  6. ^ http://ojp.gov/newsroom/testimony/2009/robinson_test_091007.pdf
  7. ^ "Influential Supreme Court expert is floating a new candidate to fill Scalia's seat". 
  8. ^ Brecher, Elinor J. (August 7, 2008). "Dedicated debate legend was an 'unforgettable hero'". Miami Herald. p. 4. 
  9. ^ http://www.mofo.com/attorneys/13412/summary.html
  10. ^ a b c d President Obama Nominates Ketanji Brown Jackson to US Sentencing Commission
  11. ^ "Obama Taps Another MoFo Lawyer". 
  12. ^ "Former Commissioner Information". 
  13. ^ "President Obama Nominates Two to the United States District Courts". 20 September 2012. 
  14. ^ "President Obama Re-nominates Thirty-Three to Federal Judgeships". 3 January 2013. 
  15. ^ http://www.nationallawjournal.com/id=1202750846454/Source-DC-Judge-Ketanji-Brown-Jackson-Vetted-for-Scalia-Seat?slreturn=20160127192743
  16. ^ "Here are judges the White House is considering for the Supreme Court". Washington Post. March 7, 2016. 
  17. ^ a b Goldstein, Tom (February 16, 2016). "Continued thoughts on the next nominee (and impressions of Judge Ketanji Brown Jackson)". SCOTUSblog. Retrieved 2017-03-16. 
  18. ^ a b "This Potential Supreme Court Nominee Is Family to House Speaker Paul Ryan". ABC News. February 26, 2016. 

External links[edit]

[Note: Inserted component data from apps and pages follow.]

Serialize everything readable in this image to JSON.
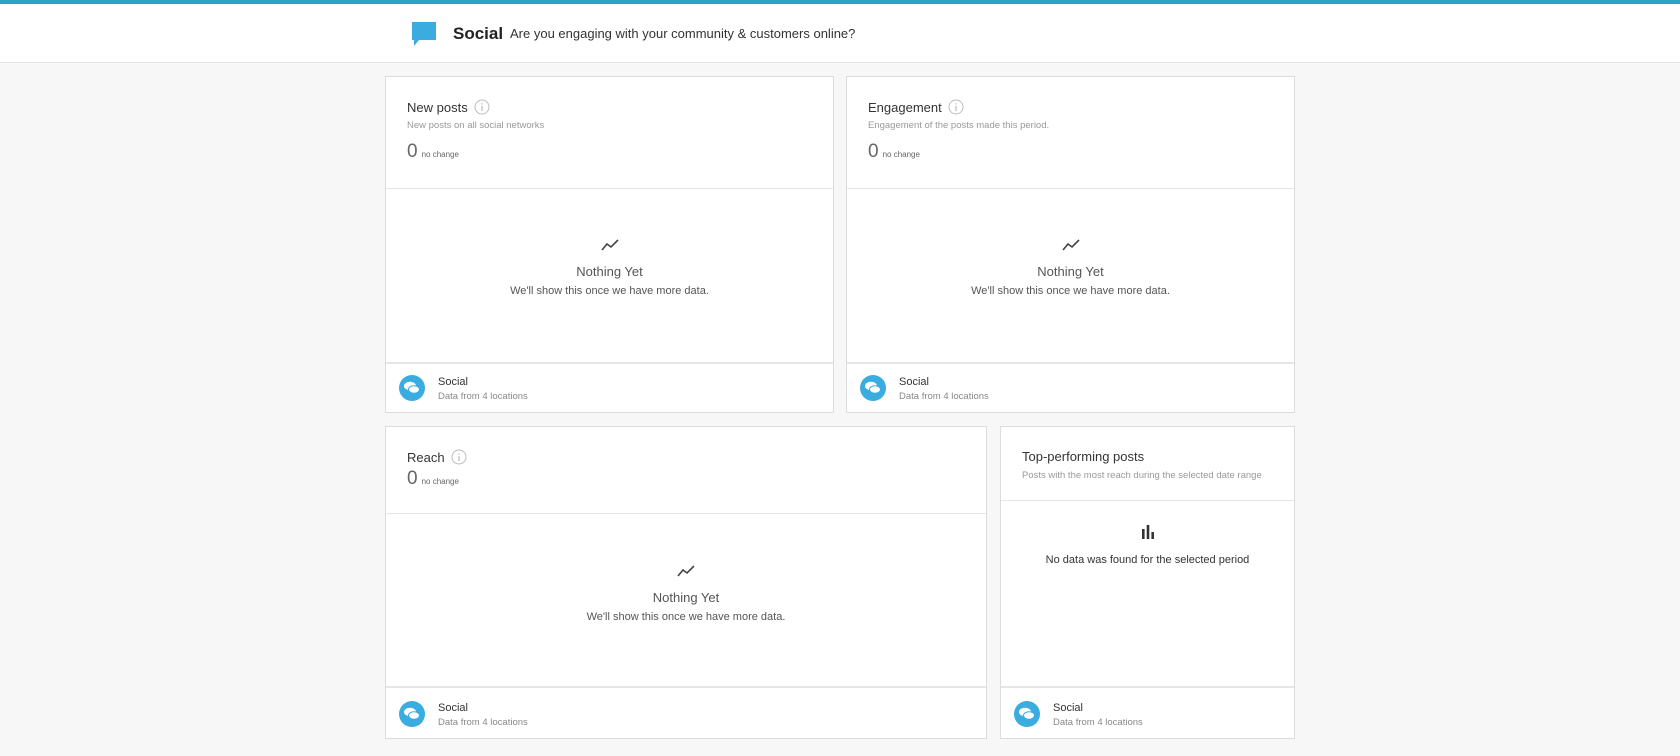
{
  "header": {
    "title": "Social",
    "subtitle": "Are you engaging with your community & customers online?",
    "icon": "speech-bubble-icon",
    "accent": "#2aa5bd"
  },
  "cards": {
    "new_posts": {
      "title": "New posts",
      "description": "New posts on all social networks",
      "value": "0",
      "change": "no change",
      "empty_title": "Nothing Yet",
      "empty_sub": "We'll show this once we have more data.",
      "source_name": "Social",
      "source_sub": "Data from 4 locations"
    },
    "engagement": {
      "title": "Engagement",
      "description": "Engagement of the posts made this period.",
      "value": "0",
      "change": "no change",
      "empty_title": "Nothing Yet",
      "empty_sub": "We'll show this once we have more data.",
      "source_name": "Social",
      "source_sub": "Data from 4 locations"
    },
    "reach": {
      "title": "Reach",
      "value": "0",
      "change": "no change",
      "empty_title": "Nothing Yet",
      "empty_sub": "We'll show this once we have more data.",
      "source_name": "Social",
      "source_sub": "Data from 4 locations"
    },
    "top_posts": {
      "title": "Top-performing posts",
      "description": "Posts with the most reach during the selected date range",
      "empty_text": "No data was found for the selected period",
      "source_name": "Social",
      "source_sub": "Data from 4 locations"
    }
  },
  "colors": {
    "source_icon": "#3aace0",
    "header_icon": "#3aace0"
  }
}
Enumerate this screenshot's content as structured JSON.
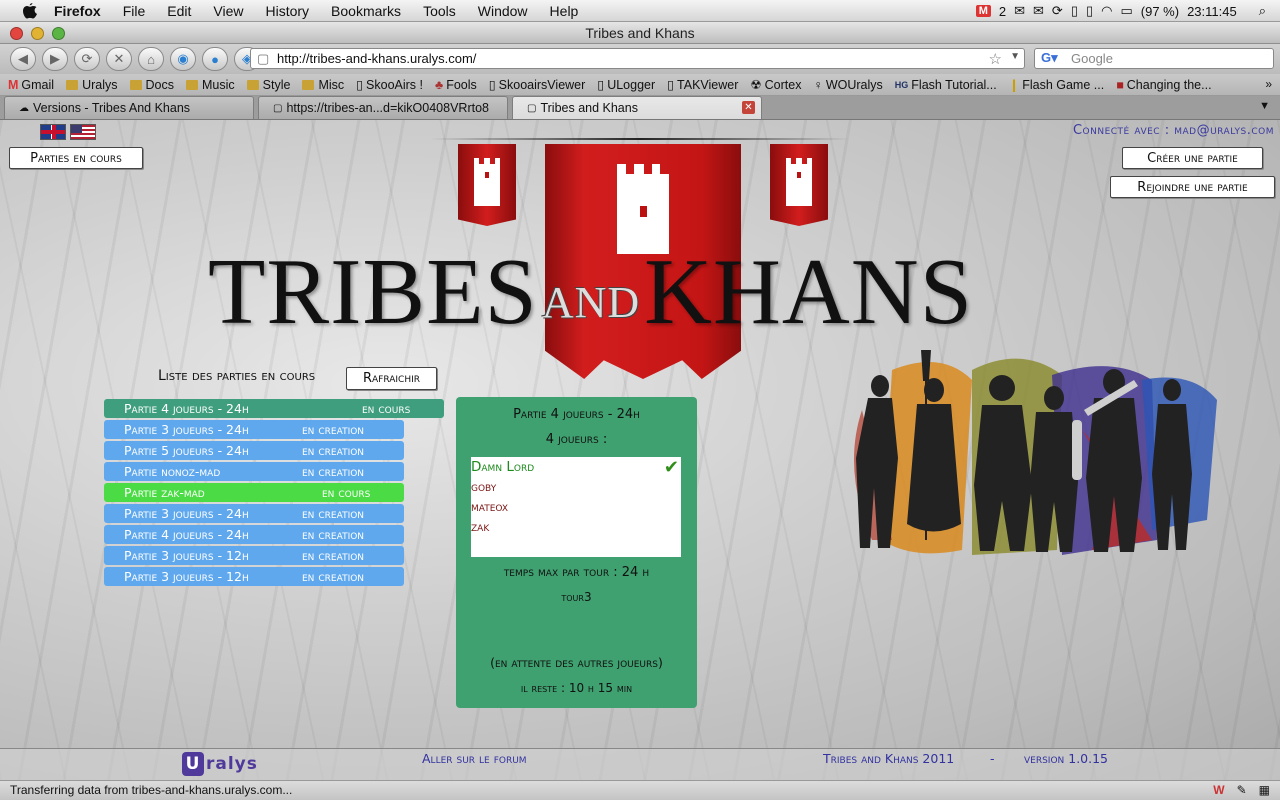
{
  "macmenu": {
    "app": "Firefox",
    "items": [
      "File",
      "Edit",
      "View",
      "History",
      "Bookmarks",
      "Tools",
      "Window",
      "Help"
    ],
    "mail_count": "2",
    "battery": "(97 %)",
    "clock": "23:11:45"
  },
  "window": {
    "title": "Tribes and Khans"
  },
  "browser": {
    "url": "http://tribes-and-khans.uralys.com/",
    "search_placeholder": "Google",
    "bookmarks": [
      "Gmail",
      "Uralys",
      "Docs",
      "Music",
      "Style",
      "Misc",
      "SkooAirs !",
      "Fools",
      "SkooairsViewer",
      "ULogger",
      "TAKViewer",
      "Cortex",
      "WOUralys",
      "Flash Tutorial...",
      "Flash Game ...",
      "Changing the..."
    ],
    "tabs": [
      {
        "label": "Versions - Tribes And Khans"
      },
      {
        "label": "https://tribes-an...d=kikO0408VRrto8"
      },
      {
        "label": "Tribes and Khans",
        "active": true
      }
    ],
    "status": "Transferring data from tribes-and-khans.uralys.com..."
  },
  "page": {
    "connected": "Connecté avec : mad@uralys.com",
    "btn_current": "Parties en cours",
    "btn_create": "Créer une partie",
    "btn_join": "Rejoindre une partie",
    "logo": {
      "left": "TRIBES",
      "and": "AND",
      "right": "KHANS"
    },
    "list_title": "Liste des parties en cours",
    "refresh": "Rafraichir",
    "games": [
      {
        "name": "Partie 4 joueurs - 24h",
        "status": "en cours",
        "style": "teal"
      },
      {
        "name": "Partie 3 joueurs - 24h",
        "status": "en creation",
        "style": "blue"
      },
      {
        "name": "Partie 5 joueurs - 24h",
        "status": "en creation",
        "style": "blue"
      },
      {
        "name": "Partie nonoz-mad",
        "status": "en creation",
        "style": "blue"
      },
      {
        "name": "Partie zak-mad",
        "status": "en cours",
        "style": "green"
      },
      {
        "name": "Partie 3 joueurs - 24h",
        "status": "en creation",
        "style": "blue"
      },
      {
        "name": "Partie 4 joueurs - 24h",
        "status": "en creation",
        "style": "blue"
      },
      {
        "name": "Partie 3 joueurs - 12h",
        "status": "en creation",
        "style": "blue"
      },
      {
        "name": "Partie 3 joueurs - 12h",
        "status": "en creation",
        "style": "blue"
      }
    ],
    "details": {
      "title": "Partie 4 joueurs - 24h",
      "players_count": "4 joueurs :",
      "players": [
        "Damn Lord",
        "goby",
        "mateox",
        "zak"
      ],
      "max_time": "temps max par tour : 24 h",
      "turn": "tour3",
      "waiting": "(en attente des autres joueurs)",
      "remaining": "il reste : 10 h 15 min"
    },
    "footer": {
      "brand": "ralys",
      "forum": "Aller sur le forum",
      "copyright": "Tribes and Khans 2011",
      "sep": "-",
      "version": "version 1.0.15"
    }
  }
}
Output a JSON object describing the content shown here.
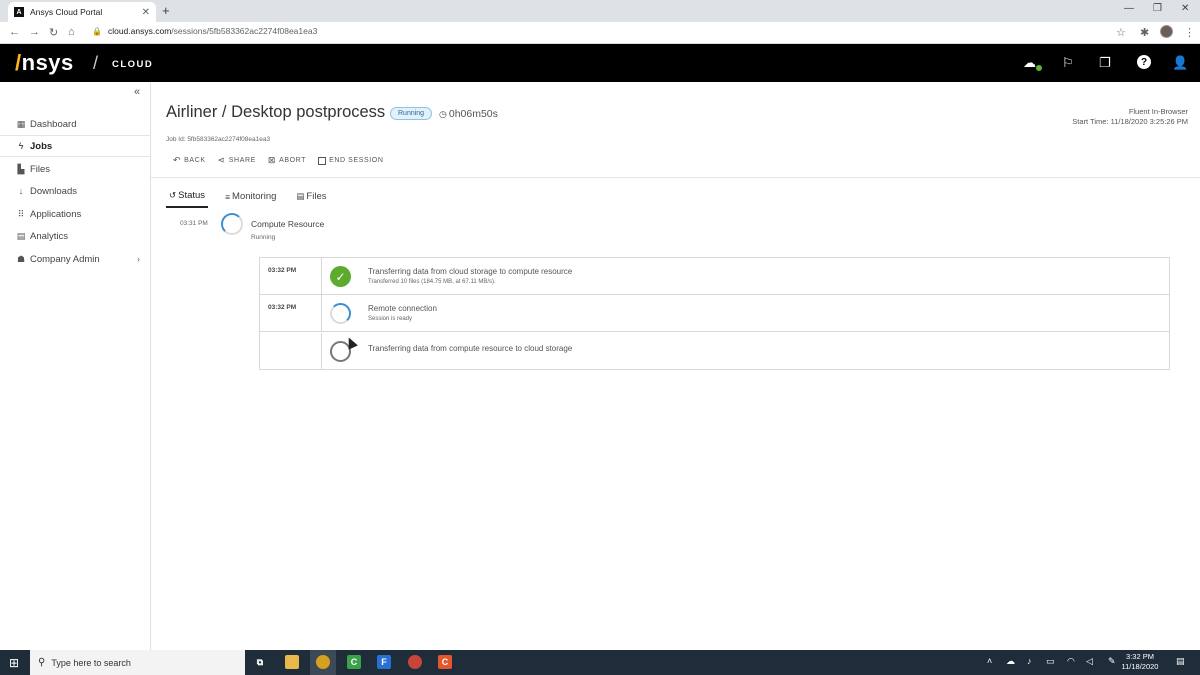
{
  "browser": {
    "tab_title": "Ansys Cloud Portal",
    "tab_close": "✕",
    "new_tab": "+",
    "url_host": "cloud.ansys.com",
    "url_path": "/sessions/5fb583362ac2274f08ea1ea3"
  },
  "header": {
    "logo_prefix": "/",
    "logo_text": "nsys",
    "separator": "/",
    "product": "CLOUD",
    "help": "?"
  },
  "sidebar": {
    "collapse": "«",
    "items": [
      {
        "label": "Dashboard",
        "icon": "dashboard-icon"
      },
      {
        "label": "Jobs",
        "icon": "bolt-icon"
      },
      {
        "label": "Files",
        "icon": "files-icon"
      },
      {
        "label": "Downloads",
        "icon": "download-icon"
      },
      {
        "label": "Applications",
        "icon": "grid-icon"
      },
      {
        "label": "Analytics",
        "icon": "chart-icon"
      },
      {
        "label": "Company Admin",
        "icon": "users-icon"
      }
    ]
  },
  "job": {
    "title": "Airliner / Desktop postprocess",
    "status": "Running",
    "elapsed": "0h06m50s",
    "job_id": "Job Id: 5fb583362ac2274f08ea1ea3",
    "app": "Fluent In-Browser",
    "start_time": "Start Time: 11/18/2020 3:25:26 PM"
  },
  "actions": {
    "back": "BACK",
    "share": "SHARE",
    "abort": "ABORT",
    "end_session": "END SESSION"
  },
  "tabs": {
    "status": "Status",
    "monitoring": "Monitoring",
    "files": "Files"
  },
  "timeline": {
    "main_step": {
      "time": "03:31 PM",
      "name": "Compute Resource",
      "state": "Running"
    },
    "substeps": [
      {
        "time": "03:32 PM",
        "title": "Transferring data from cloud storage to compute resource",
        "detail": "Transferred 10 files (184.75 MB, at 67.11 MB/s).",
        "state": "done"
      },
      {
        "time": "03:32 PM",
        "title": "Remote connection",
        "detail": "Session is ready",
        "state": "in-progress"
      },
      {
        "time": "",
        "title": "Transferring data from compute resource to cloud storage",
        "detail": "",
        "state": "pending"
      }
    ]
  },
  "taskbar": {
    "search_placeholder": "Type here to search",
    "time": "3:32 PM",
    "date": "11/18/2020"
  }
}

Legal offices
Preceded by
Henry H. Kennedy, Jr.
Judge of the United States District Court for the District of Columbia
2013–present
Incumbent